▶ _WORK INSTRUCTION_
Where a picture appears, leave it out; copy everything else in the records exactly.

BEGIN EXERCISE MATERIALS

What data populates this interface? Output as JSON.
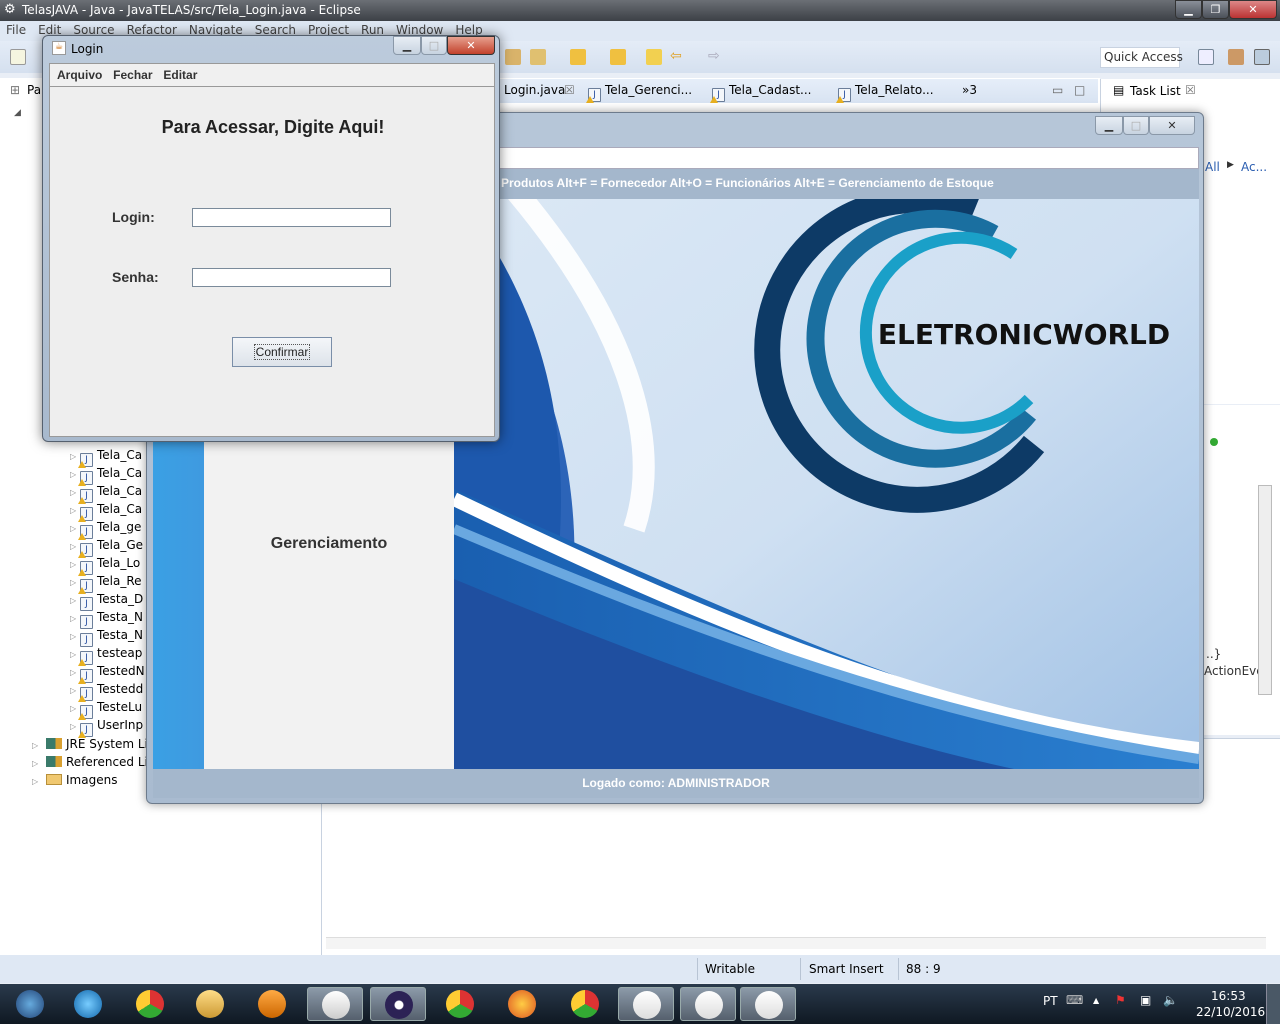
{
  "eclipse": {
    "title": "TelasJAVA - Java - JavaTELAS/src/Tela_Login.java - Eclipse",
    "menu": [
      "File",
      "Edit",
      "Source",
      "Refactor",
      "Navigate",
      "Search",
      "Project",
      "Run",
      "Window",
      "Help"
    ],
    "quick_access": "Quick Access",
    "package_tab": "Pa",
    "tree_files": [
      {
        "label": "Tela_Ca",
        "warn": true
      },
      {
        "label": "Tela_Ca",
        "warn": true
      },
      {
        "label": "Tela_Ca",
        "warn": true
      },
      {
        "label": "Tela_Ca",
        "warn": true
      },
      {
        "label": "Tela_ge",
        "warn": true
      },
      {
        "label": "Tela_Ge",
        "warn": true
      },
      {
        "label": "Tela_Lo",
        "warn": true
      },
      {
        "label": "Tela_Re",
        "warn": true
      },
      {
        "label": "Testa_D",
        "warn": false
      },
      {
        "label": "Testa_N",
        "warn": false
      },
      {
        "label": "Testa_N",
        "warn": false
      },
      {
        "label": "testeap",
        "warn": true
      },
      {
        "label": "TestedN",
        "warn": true
      },
      {
        "label": "Testedd",
        "warn": true
      },
      {
        "label": "TesteLu",
        "warn": true
      },
      {
        "label": "UserInp",
        "warn": true
      }
    ],
    "tree_libs": [
      {
        "label": "JRE System Lib",
        "icon": "library-icon"
      },
      {
        "label": "Referenced Lib",
        "icon": "library-icon"
      },
      {
        "label": "Imagens",
        "icon": "folder-icon"
      }
    ],
    "editor_tabs": [
      {
        "label": "Login.java",
        "close": "☒"
      },
      {
        "label": "Tela_Gerenci..."
      },
      {
        "label": "Tela_Cadast..."
      },
      {
        "label": "Tela_Relato..."
      }
    ],
    "more_tabs": "»3",
    "task_list": "Task List",
    "task_links": [
      "All",
      "Ac..."
    ],
    "outline_snippets": [
      "..}",
      "ActionEve"
    ],
    "status": {
      "writable": "Writable",
      "insert": "Smart Insert",
      "position": "88 : 9"
    }
  },
  "app": {
    "shortcuts": "Produtos  Alt+F = Fornecedor  Alt+O = Funcionários  Alt+E = Gerenciamento de Estoque",
    "panel_title": "Gerenciamento",
    "logo_text": "ELETRONICWORLD",
    "footer": "Logado como: ADMINISTRADOR"
  },
  "login": {
    "title": "Login",
    "menu": [
      "Arquivo",
      "Fechar",
      "Editar"
    ],
    "heading": "Para Acessar, Digite Aqui!",
    "login_label": "Login:",
    "login_value": "",
    "senha_label": "Senha:",
    "senha_value": "",
    "confirm": "Confirmar"
  },
  "taskbar": {
    "apps": [
      "start",
      "internet-explorer",
      "chrome",
      "file-explorer",
      "media-player",
      "notepad",
      "eclipse",
      "chrome",
      "firefox",
      "chrome",
      "java",
      "java",
      "java"
    ],
    "lang": "PT",
    "time": "16:53",
    "date": "22/10/2016"
  },
  "colors": {
    "accent": "#3aa0e4",
    "header": "#a4b7cc",
    "logo_dark": "#0d3a66",
    "logo_teal": "#1a8fb8"
  }
}
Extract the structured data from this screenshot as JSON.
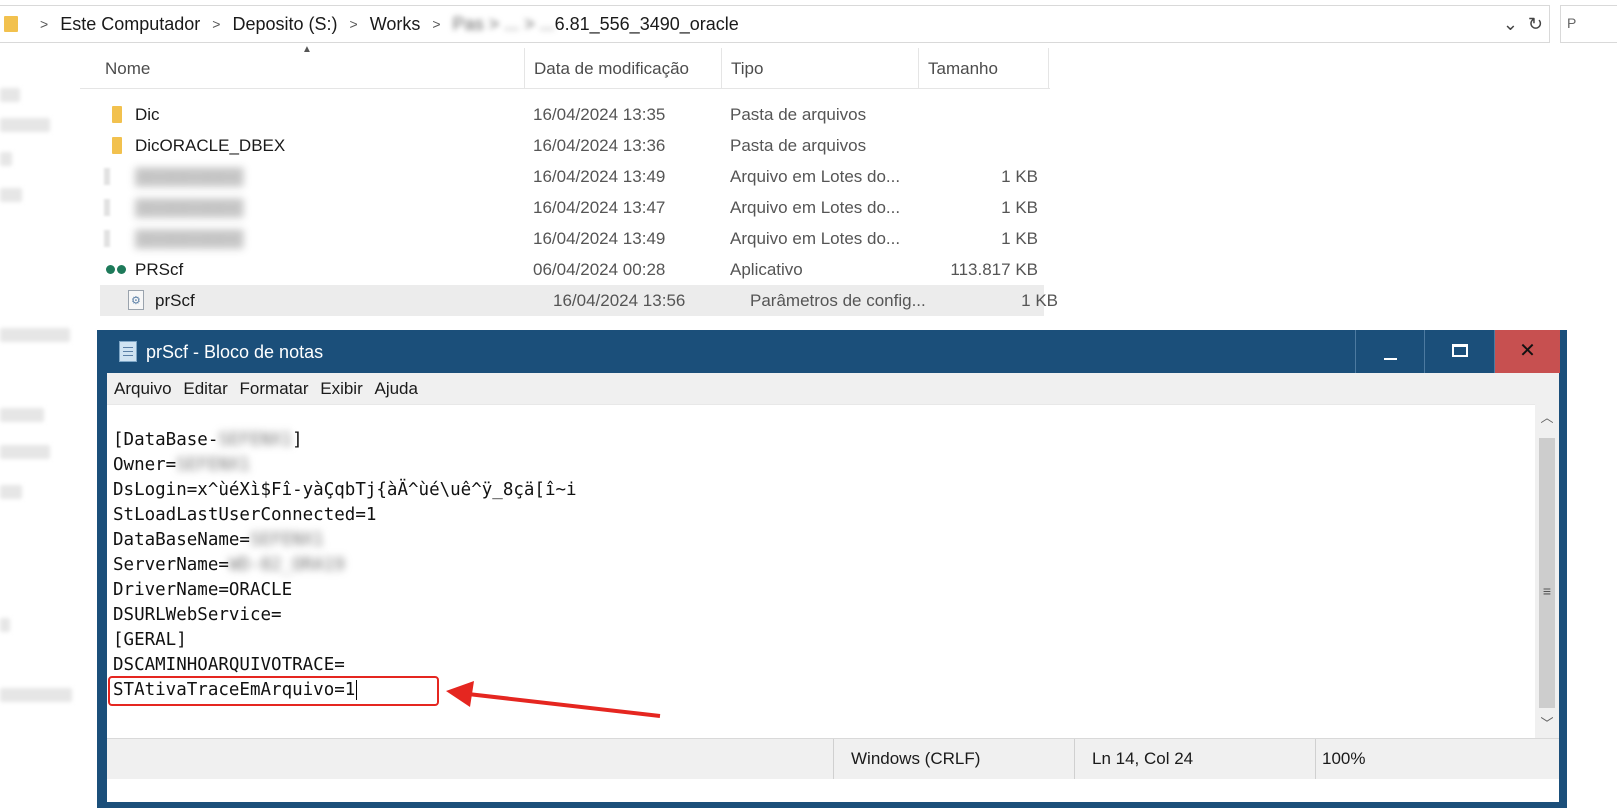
{
  "address_bar": {
    "crumbs": [
      "Este Computador",
      "Deposito (S:)",
      "Works",
      "6.81_556_3490_oracle"
    ],
    "blurred_crumb": "Pas > ... > ...",
    "refresh_icon": "refresh-icon",
    "dropdown_icon": "chevron-down-icon"
  },
  "file_list": {
    "columns": [
      "Nome",
      "Data de modificação",
      "Tipo",
      "Tamanho"
    ],
    "rows": [
      {
        "name": "Dic",
        "date": "16/04/2024 13:35",
        "type": "Pasta de arquivos",
        "size": "",
        "icon": "folder-icon"
      },
      {
        "name": "DicORACLE_DBEX",
        "date": "16/04/2024 13:36",
        "type": "Pasta de arquivos",
        "size": "",
        "icon": "folder-icon"
      },
      {
        "name": "",
        "date": "16/04/2024 13:49",
        "type": "Arquivo em Lotes do...",
        "size": "1 KB",
        "icon": "batch-file-icon"
      },
      {
        "name": "",
        "date": "16/04/2024 13:47",
        "type": "Arquivo em Lotes do...",
        "size": "1 KB",
        "icon": "batch-file-icon"
      },
      {
        "name": "",
        "date": "16/04/2024 13:49",
        "type": "Arquivo em Lotes do...",
        "size": "1 KB",
        "icon": "batch-file-icon"
      },
      {
        "name": "PRScf",
        "date": "06/04/2024 00:28",
        "type": "Aplicativo",
        "size": "113.817 KB",
        "icon": "application-icon"
      },
      {
        "name": "prScf",
        "date": "16/04/2024 13:56",
        "type": "Parâmetros de config...",
        "size": "1 KB",
        "icon": "config-file-icon",
        "selected": true
      }
    ]
  },
  "notepad": {
    "title": "prScf - Bloco de notas",
    "menu": [
      "Arquivo",
      "Editar",
      "Formatar",
      "Exibir",
      "Ajuda"
    ],
    "lines": [
      {
        "key": "[DataBase-",
        "redacted": "SEFENX1",
        "suffix": "]"
      },
      {
        "key": "Owner=",
        "redacted": "SEFENX1",
        "suffix": ""
      },
      {
        "key": "DsLogin=x^ùéXì$Fî-yàÇqbTj{àÄ^ùé\\uê^ÿ_8çä[î~i",
        "redacted": "",
        "suffix": ""
      },
      {
        "key": "StLoadLastUserConnected=1",
        "redacted": "",
        "suffix": ""
      },
      {
        "key": "DataBaseName=",
        "redacted": "SEFENX1",
        "suffix": ""
      },
      {
        "key": "ServerName=",
        "redacted": "WD-02_ORA19",
        "suffix": ""
      },
      {
        "key": "DriverName=ORACLE",
        "redacted": "",
        "suffix": ""
      },
      {
        "key": "DSURLWebService=",
        "redacted": "",
        "suffix": ""
      },
      {
        "key": "[GERAL]",
        "redacted": "",
        "suffix": ""
      },
      {
        "key": "DSCAMINHOARQUIVOTRACE=",
        "redacted": "",
        "suffix": ""
      },
      {
        "key": "STAtivaTraceEmArquivo=1",
        "redacted": "",
        "suffix": ""
      }
    ],
    "status": {
      "encoding": "Windows (CRLF)",
      "position": "Ln 14, Col 24",
      "zoom": "100%"
    }
  },
  "annotation": {
    "color": "#e52620"
  }
}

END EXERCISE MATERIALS

▶ _ANSWER SPACE_
What data populates this interface? Output as JSON.
{
  "eclipse": {
    "title": "TelasJAVA - Java - JavaTELAS/src/Tela_Login.java - Eclipse",
    "menu": [
      "File",
      "Edit",
      "Source",
      "Refactor",
      "Navigate",
      "Search",
      "Project",
      "Run",
      "Window",
      "Help"
    ],
    "quick_access": "Quick Access",
    "package_tab": "Pa",
    "tree_files": [
      {
        "label": "Tela_Ca",
        "warn": true
      },
      {
        "label": "Tela_Ca",
        "warn": true
      },
      {
        "label": "Tela_Ca",
        "warn": true
      },
      {
        "label": "Tela_Ca",
        "warn": true
      },
      {
        "label": "Tela_ge",
        "warn": true
      },
      {
        "label": "Tela_Ge",
        "warn": true
      },
      {
        "label": "Tela_Lo",
        "warn": true
      },
      {
        "label": "Tela_Re",
        "warn": true
      },
      {
        "label": "Testa_D",
        "warn": false
      },
      {
        "label": "Testa_N",
        "warn": false
      },
      {
        "label": "Testa_N",
        "warn": false
      },
      {
        "label": "testeap",
        "warn": true
      },
      {
        "label": "TestedN",
        "warn": true
      },
      {
        "label": "Testedd",
        "warn": true
      },
      {
        "label": "TesteLu",
        "warn": true
      },
      {
        "label": "UserInp",
        "warn": true
      }
    ],
    "tree_libs": [
      {
        "label": "JRE System Lib",
        "icon": "library-icon"
      },
      {
        "label": "Referenced Lib",
        "icon": "library-icon"
      },
      {
        "label": "Imagens",
        "icon": "folder-icon"
      }
    ],
    "editor_tabs": [
      {
        "label": "Login.java",
        "close": "☒"
      },
      {
        "label": "Tela_Gerenci..."
      },
      {
        "label": "Tela_Cadast..."
      },
      {
        "label": "Tela_Relato..."
      }
    ],
    "more_tabs": "»3",
    "task_list": "Task List",
    "task_links": [
      "All",
      "Ac..."
    ],
    "outline_snippets": [
      "..}",
      "ActionEve"
    ],
    "status": {
      "writable": "Writable",
      "insert": "Smart Insert",
      "position": "88 : 9"
    }
  },
  "app": {
    "shortcuts": "Produtos  Alt+F = Fornecedor  Alt+O = Funcionários  Alt+E = Gerenciamento de Estoque",
    "panel_title": "Gerenciamento",
    "logo_text": "ELETRONICWORLD",
    "footer": "Logado como: ADMINISTRADOR"
  },
  "login": {
    "title": "Login",
    "menu": [
      "Arquivo",
      "Fechar",
      "Editar"
    ],
    "heading": "Para Acessar, Digite Aqui!",
    "login_label": "Login:",
    "login_value": "",
    "senha_label": "Senha:",
    "senha_value": "",
    "confirm": "Confirmar"
  },
  "taskbar": {
    "apps": [
      "start",
      "internet-explorer",
      "chrome",
      "file-explorer",
      "media-player",
      "notepad",
      "eclipse",
      "chrome",
      "firefox",
      "chrome",
      "java",
      "java",
      "java"
    ],
    "lang": "PT",
    "time": "16:53",
    "date": "22/10/2016"
  },
  "colors": {
    "accent": "#3aa0e4",
    "header": "#a4b7cc",
    "logo_dark": "#0d3a66",
    "logo_teal": "#1a8fb8"
  }
}
Extract the structured data from this screenshot as JSON.
{
  "address_bar": {
    "crumbs": [
      "Este Computador",
      "Deposito (S:)",
      "Works",
      "6.81_556_3490_oracle"
    ],
    "blurred_crumb": "Pas > ... > ...",
    "refresh_icon": "refresh-icon",
    "dropdown_icon": "chevron-down-icon"
  },
  "file_list": {
    "columns": [
      "Nome",
      "Data de modificação",
      "Tipo",
      "Tamanho"
    ],
    "rows": [
      {
        "name": "Dic",
        "date": "16/04/2024 13:35",
        "type": "Pasta de arquivos",
        "size": "",
        "icon": "folder-icon"
      },
      {
        "name": "DicORACLE_DBEX",
        "date": "16/04/2024 13:36",
        "type": "Pasta de arquivos",
        "size": "",
        "icon": "folder-icon"
      },
      {
        "name": "",
        "date": "16/04/2024 13:49",
        "type": "Arquivo em Lotes do...",
        "size": "1 KB",
        "icon": "batch-file-icon"
      },
      {
        "name": "",
        "date": "16/04/2024 13:47",
        "type": "Arquivo em Lotes do...",
        "size": "1 KB",
        "icon": "batch-file-icon"
      },
      {
        "name": "",
        "date": "16/04/2024 13:49",
        "type": "Arquivo em Lotes do...",
        "size": "1 KB",
        "icon": "batch-file-icon"
      },
      {
        "name": "PRScf",
        "date": "06/04/2024 00:28",
        "type": "Aplicativo",
        "size": "113.817 KB",
        "icon": "application-icon"
      },
      {
        "name": "prScf",
        "date": "16/04/2024 13:56",
        "type": "Parâmetros de config...",
        "size": "1 KB",
        "icon": "config-file-icon",
        "selected": true
      }
    ]
  },
  "notepad": {
    "title": "prScf - Bloco de notas",
    "menu": [
      "Arquivo",
      "Editar",
      "Formatar",
      "Exibir",
      "Ajuda"
    ],
    "lines": [
      {
        "key": "[DataBase-",
        "redacted": "SEFENX1",
        "suffix": "]"
      },
      {
        "key": "Owner=",
        "redacted": "SEFENX1",
        "suffix": ""
      },
      {
        "key": "DsLogin=x^ùéXì$Fî-yàÇqbTj{àÄ^ùé\\uê^ÿ_8çä[î~i",
        "redacted": "",
        "suffix": ""
      },
      {
        "key": "StLoadLastUserConnected=1",
        "redacted": "",
        "suffix": ""
      },
      {
        "key": "DataBaseName=",
        "redacted": "SEFENX1",
        "suffix": ""
      },
      {
        "key": "ServerName=",
        "redacted": "WD-02_ORA19",
        "suffix": ""
      },
      {
        "key": "DriverName=ORACLE",
        "redacted": "",
        "suffix": ""
      },
      {
        "key": "DSURLWebService=",
        "redacted": "",
        "suffix": ""
      },
      {
        "key": "[GERAL]",
        "redacted": "",
        "suffix": ""
      },
      {
        "key": "DSCAMINHOARQUIVOTRACE=",
        "redacted": "",
        "suffix": ""
      },
      {
        "key": "STAtivaTraceEmArquivo=1",
        "redacted": "",
        "suffix": ""
      }
    ],
    "status": {
      "encoding": "Windows (CRLF)",
      "position": "Ln 14, Col 24",
      "zoom": "100%"
    }
  },
  "annotation": {
    "color": "#e52620"
  }
}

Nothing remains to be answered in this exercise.